Large area picosecond photodetector (LAPPDTM) offers fast timing for nuclear physics and medical imaging

M. J. Minot, B. W. Adams, M. J. Aviles, S. Butler, C. D. Ertley, T. Cremer, M. R. Foley, C. J. Hamel, A. V. Lyashenko, M. A. Popecki, T. W. Rivera, M. E. Stochaj, S. I. Kwon, S. Majewski, S. R. Cherry, W. A. Worstell

Research output: Contribution to journalArticlepeer-review

1 Scopus citations

Abstract

The availability of large-area, economically produced, microchannel plate (MCP) photodetectors with tens of picosecond timing resolution and millimeter level spatial resolution for single photoelectrons are enabling new techniques where fast timing facilitates critical benefits including: more efficient background rejection and high vertex resolution in large scale high energy and nuclear physics (HEP and NP) experiments, particle track directionality information, and precise track reconstruction, as well as separation of Cherenkov and scintillation light. LAPPDs are now being produced on a routine pilot production basis, and are available to be employed in high energy and nuclear physics, for commercial applications such as in detectors for mass spectrometers, neutron detection for scientific and homeland security (non-proliferation), and for medical imaging time-of-flight positron emission tomography (TOF-PET). In the following, we provide an update on target performance of routinely produced prototype LAPPDs, including the performance of one specific LAPPD which is being evaluated at UC Davis for potential TOF-PET application. Previously obtained preliminary TOF-PET test results, taken at Incom Inc. with an earlier LAPPD, are also discussed.

Original languageEnglish (US)
Article numberA11
JournalNuovo Cimento della Societa Italiana di Fisica C
Volume43
Issue number1
DOIs
StatePublished - Feb 2020

ASJC Scopus subject areas

  • Astronomy and Astrophysics
  • Physics and Astronomy (miscellaneous)

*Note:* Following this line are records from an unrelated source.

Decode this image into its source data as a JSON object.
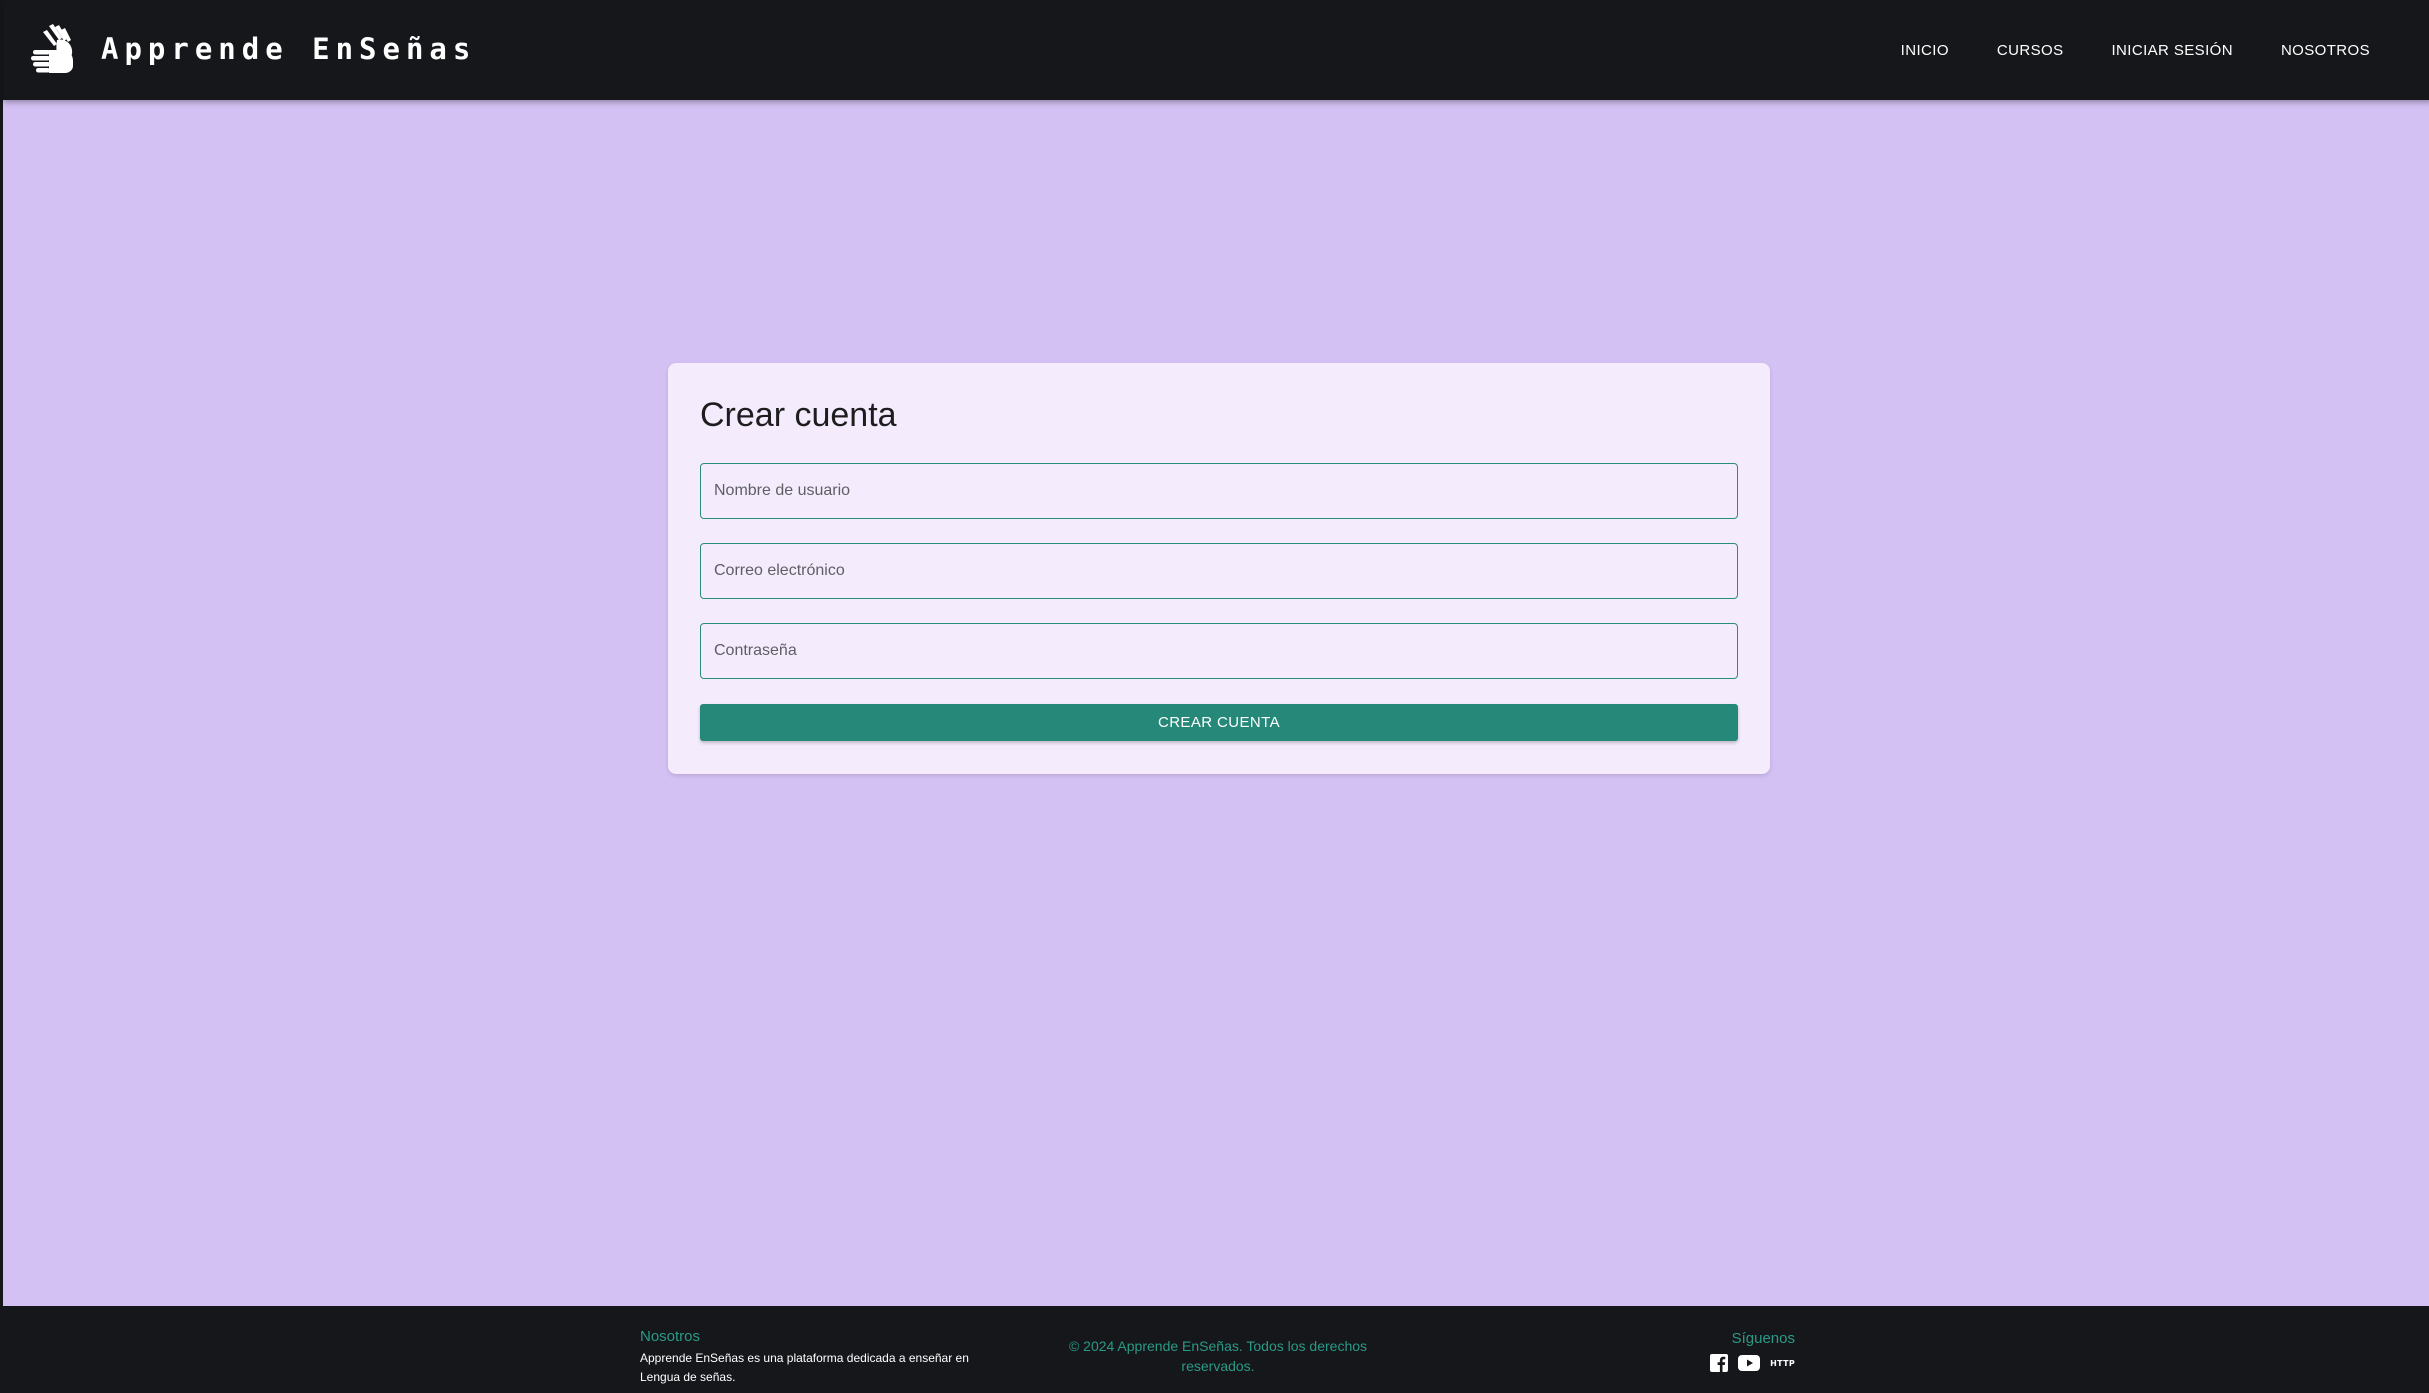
{
  "header": {
    "brand_icon": "sign-language-hands-icon",
    "title": "Apprende EnSeñas",
    "nav": [
      {
        "label": "INICIO"
      },
      {
        "label": "CURSOS"
      },
      {
        "label": "INICIAR SESIÓN"
      },
      {
        "label": "NOSOTROS"
      }
    ]
  },
  "form": {
    "title": "Crear cuenta",
    "username": {
      "value": "",
      "placeholder": "Nombre de usuario"
    },
    "email": {
      "value": "",
      "placeholder": "Correo electrónico"
    },
    "password": {
      "value": "",
      "placeholder": "Contraseña"
    },
    "submit_label": "CREAR CUENTA"
  },
  "footer": {
    "about_heading": "Nosotros",
    "about_text": "Apprende EnSeñas es una plataforma dedicada a enseñar en Lengua de señas.",
    "copyright": "© 2024 Apprende EnSeñas. Todos los derechos reservados.",
    "social_heading": "Síguenos",
    "social": [
      {
        "icon": "facebook-icon"
      },
      {
        "icon": "youtube-icon"
      },
      {
        "icon": "http-icon",
        "label": "HTTP"
      }
    ]
  },
  "colors": {
    "background": "#d4c1f4",
    "header": "#16171b",
    "card": "#f4ecfd",
    "accent": "#268878",
    "footer_accent": "#2a9a86"
  }
}
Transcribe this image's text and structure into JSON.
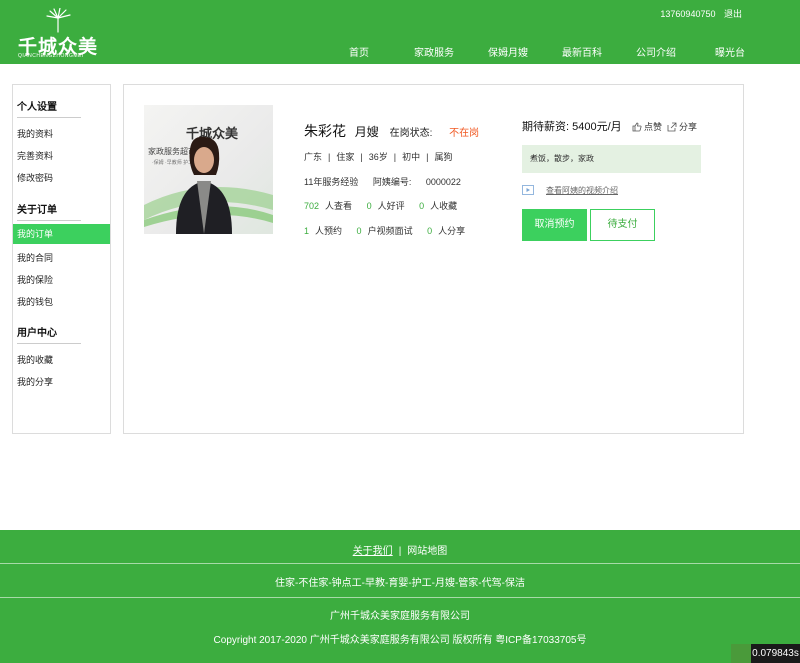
{
  "header": {
    "logo_text": "千城众美",
    "logo_sub": "QIANCHENGZHONGMEI",
    "phone": "13760940750",
    "logout": "退出",
    "nav": [
      "首页",
      "家政服务",
      "保姆月嫂",
      "最新百科",
      "公司介绍",
      "曝光台"
    ]
  },
  "sidebar": {
    "sections": [
      {
        "title": "个人设置",
        "items": [
          "我的资料",
          "完善资料",
          "修改密码"
        ]
      },
      {
        "title": "关于订单",
        "items": [
          "我的订单",
          "我的合同",
          "我的保险",
          "我的钱包"
        ]
      },
      {
        "title": "用户中心",
        "items": [
          "我的收藏",
          "我的分享"
        ]
      }
    ],
    "active_item": "我的订单"
  },
  "profile": {
    "photo": {
      "brand": "千城众美",
      "line": "家政服务超市",
      "small": "·保姆   ·早教师   护工..."
    },
    "name": "朱彩花",
    "role": "月嫂",
    "status_label": "在岗状态:",
    "status_value": "不在岗",
    "tags": [
      "广东",
      "住家",
      "36岁",
      "初中",
      "属狗"
    ],
    "experience": "11年服务经验",
    "id_label": "阿姨编号:",
    "id_value": "0000022",
    "stats": [
      {
        "num": "702",
        "label": "人查看"
      },
      {
        "num": "0",
        "label": "人好评"
      },
      {
        "num": "0",
        "label": "人收藏"
      }
    ],
    "stats2": [
      {
        "num": "1",
        "label": "人预约"
      },
      {
        "num": "0",
        "label": "户视频面试"
      },
      {
        "num": "0",
        "label": "人分享"
      }
    ],
    "salary_label": "期待薪资:",
    "salary_value": "5400元/月",
    "like_label": "点赞",
    "share_label": "分享",
    "hobbies": "煮饭，散步，家政",
    "video_link": "查看阿姨的视频介绍",
    "cancel_button": "取消预约",
    "pay_button": "待支付"
  },
  "footer": {
    "about": "关于我们",
    "sitemap": "网站地图",
    "services": "住家-不住家-钟点工-早教-育婴-护工-月嫂-管家-代驾-保洁",
    "company": "广州千城众美家庭服务有限公司",
    "copyright": "Copyright  2017-2020  广州千城众美家庭服务有限公司  版权所有  粤ICP备17033705号"
  },
  "timer": "0.079843s",
  "colors": {
    "brand_green": "#3cad3f",
    "button_green": "#3cd05e",
    "status_orange": "#f15a24",
    "hobby_bg": "#e4f1e2"
  }
}
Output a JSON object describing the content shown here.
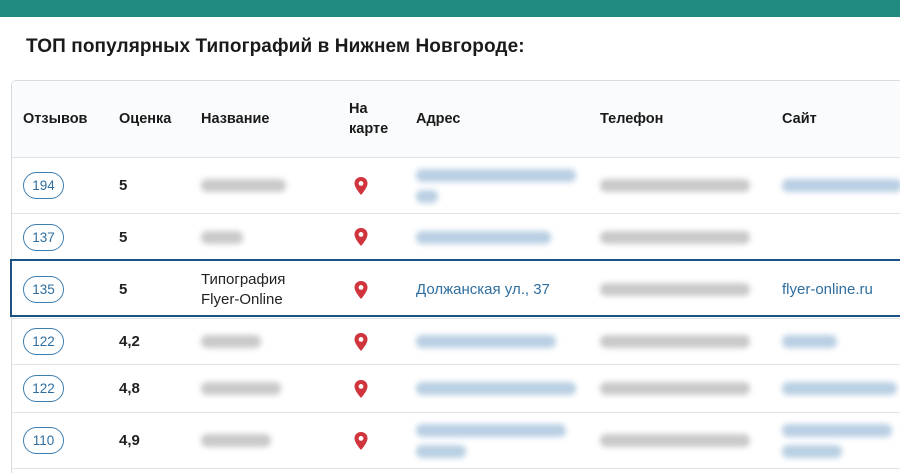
{
  "page": {
    "title": "ТОП популярных Типографий в Нижнем Новгороде:"
  },
  "table": {
    "headers": {
      "reviews": "Отзывов",
      "rating": "Оценка",
      "name": "Название",
      "map_line1": "На",
      "map_line2": "карте",
      "address": "Адрес",
      "phone": "Телефон",
      "site": "Сайт"
    },
    "rows": [
      {
        "reviews": "194",
        "rating": "5",
        "name": "",
        "address": "",
        "phone": "",
        "site": ""
      },
      {
        "reviews": "137",
        "rating": "5",
        "name": "",
        "address": "",
        "phone": "",
        "site": ""
      },
      {
        "reviews": "135",
        "rating": "5",
        "name_line1": "Типография",
        "name_line2": "Flyer-Online",
        "address": "Должанская ул., 37",
        "phone": "",
        "site": "flyer-online.ru"
      },
      {
        "reviews": "122",
        "rating": "4,2",
        "name": "",
        "address": "",
        "phone": "",
        "site": ""
      },
      {
        "reviews": "122",
        "rating": "4,8",
        "name": "",
        "address": "",
        "phone": "",
        "site": ""
      },
      {
        "reviews": "110",
        "rating": "4,9",
        "name": "",
        "address": "",
        "phone": "",
        "site": ""
      }
    ]
  },
  "colors": {
    "topbar": "#1f8a7d",
    "link": "#2f6e9f",
    "map_pin": "#d0343c",
    "highlight_border": "#1a5286"
  },
  "icons": {
    "map_marker": "map-pin-icon"
  }
}
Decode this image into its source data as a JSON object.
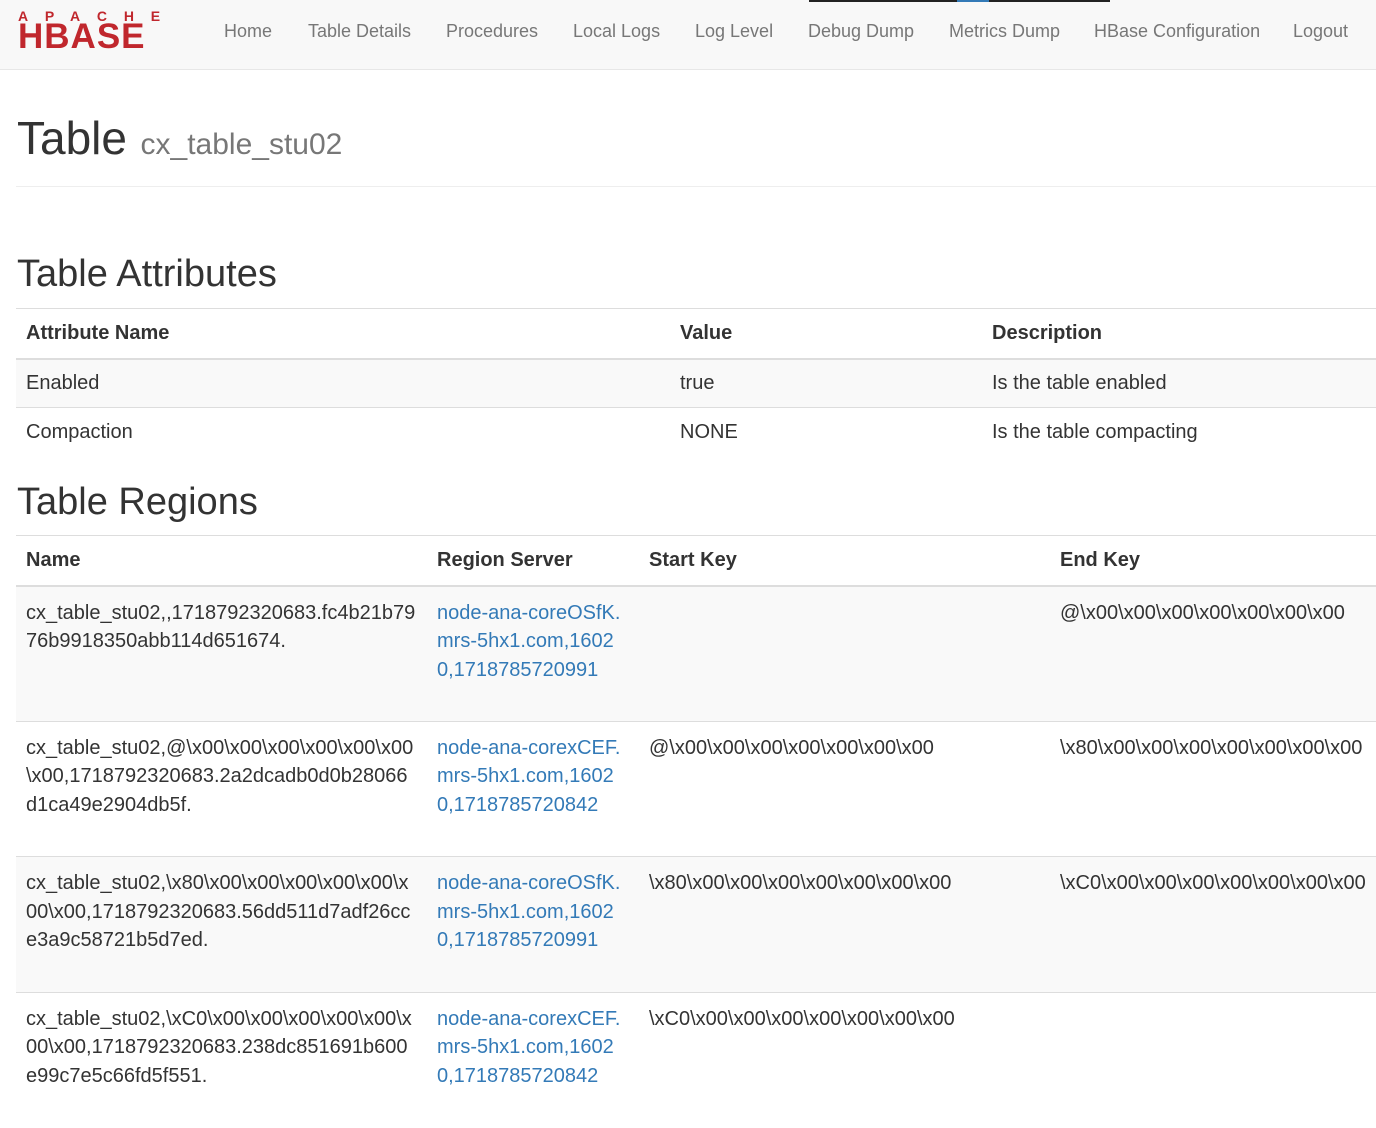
{
  "logo": {
    "top": "APACHE",
    "main": "HBASE"
  },
  "nav": {
    "items": [
      {
        "label": "Home"
      },
      {
        "label": "Table Details"
      },
      {
        "label": "Procedures"
      },
      {
        "label": "Local Logs"
      },
      {
        "label": "Log Level"
      },
      {
        "label": "Debug Dump"
      },
      {
        "label": "Metrics Dump"
      },
      {
        "label": "HBase Configuration"
      },
      {
        "label": "Logout"
      }
    ]
  },
  "page": {
    "title": "Table",
    "subtitle": "cx_table_stu02"
  },
  "attributes": {
    "heading": "Table Attributes",
    "columns": [
      "Attribute Name",
      "Value",
      "Description"
    ],
    "rows": [
      {
        "name": "Enabled",
        "value": "true",
        "description": "Is the table enabled"
      },
      {
        "name": "Compaction",
        "value": "NONE",
        "description": "Is the table compacting"
      }
    ]
  },
  "regions": {
    "heading": "Table Regions",
    "columns": [
      "Name",
      "Region Server",
      "Start Key",
      "End Key"
    ],
    "rows": [
      {
        "name": "cx_table_stu02,,1718792320683.fc4b21b7976b9918350abb114d651674.",
        "server": "node-ana-coreOSfK.mrs-5hx1.com,16020,1718785720991",
        "start_key": "",
        "end_key": "@\\x00\\x00\\x00\\x00\\x00\\x00\\x00"
      },
      {
        "name": "cx_table_stu02,@\\x00\\x00\\x00\\x00\\x00\\x00\\x00,1718792320683.2a2dcadb0d0b28066d1ca49e2904db5f.",
        "server": "node-ana-corexCEF.mrs-5hx1.com,16020,1718785720842",
        "start_key": "@\\x00\\x00\\x00\\x00\\x00\\x00\\x00",
        "end_key": "\\x80\\x00\\x00\\x00\\x00\\x00\\x00\\x00"
      },
      {
        "name": "cx_table_stu02,\\x80\\x00\\x00\\x00\\x00\\x00\\x00\\x00,1718792320683.56dd511d7adf26cce3a9c58721b5d7ed.",
        "server": "node-ana-coreOSfK.mrs-5hx1.com,16020,1718785720991",
        "start_key": "\\x80\\x00\\x00\\x00\\x00\\x00\\x00\\x00",
        "end_key": "\\xC0\\x00\\x00\\x00\\x00\\x00\\x00\\x00"
      },
      {
        "name": "cx_table_stu02,\\xC0\\x00\\x00\\x00\\x00\\x00\\x00\\x00,1718792320683.238dc851691b600e99c7e5c66fd5f551.",
        "server": "node-ana-corexCEF.mrs-5hx1.com,16020,1718785720842",
        "start_key": "\\xC0\\x00\\x00\\x00\\x00\\x00\\x00\\x00",
        "end_key": ""
      }
    ]
  },
  "colors": {
    "brand": "#c0272d",
    "link": "#337ab7",
    "nav_text": "#777777"
  }
}
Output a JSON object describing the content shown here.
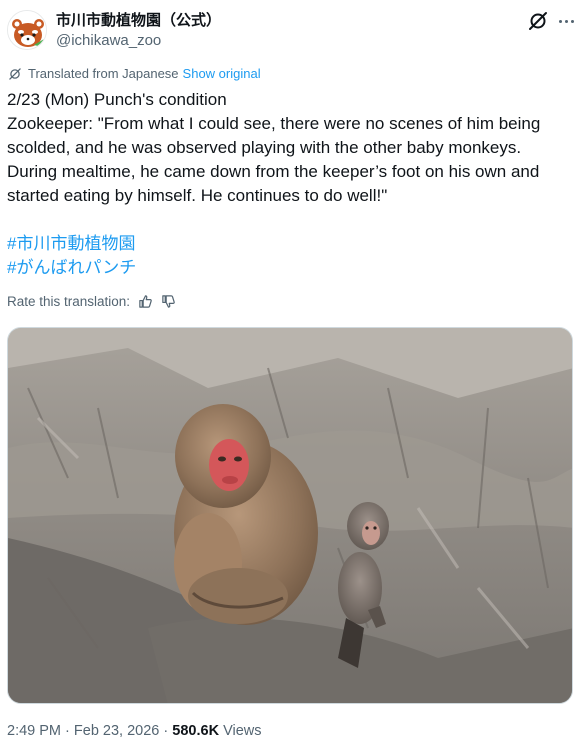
{
  "account": {
    "display_name": "市川市動植物園（公式）",
    "handle": "@ichikawa_zoo",
    "avatar_icon": "red-panda-icon"
  },
  "translation": {
    "label": "Translated from Japanese",
    "show_original": "Show original"
  },
  "tweet": {
    "lines": [
      "2/23 (Mon) Punch's condition",
      "Zookeeper: \"From what I could see, there were no scenes of him being scolded, and he was observed playing with the other baby monkeys. During mealtime, he came down from the keeper’s foot on his own and started eating by himself. He continues to do well!\""
    ],
    "hashtags": [
      "#市川市動植物園",
      "#がんばれパンチ"
    ]
  },
  "rate_translation": {
    "label": "Rate this translation:",
    "thumbs_up_icon": "thumbs-up-icon",
    "thumbs_down_icon": "thumbs-down-icon"
  },
  "media": {
    "alt_subject": "two-macaques-on-rock"
  },
  "meta": {
    "time": "2:49 PM",
    "separator": "·",
    "date": "Feb 23, 2026",
    "views_count": "580.6K",
    "views_label": "Views"
  },
  "colors": {
    "text": "#0f1419",
    "secondary": "#536471",
    "accent": "#1d9bf0"
  }
}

Fingerprint Dive into the research topics of 'Large area picosecond photodetector (LAPPD<sup>TM</sup>) offers fast timing for nuclear physics and medical imaging'. Together they form a unique fingerprint.

Cite this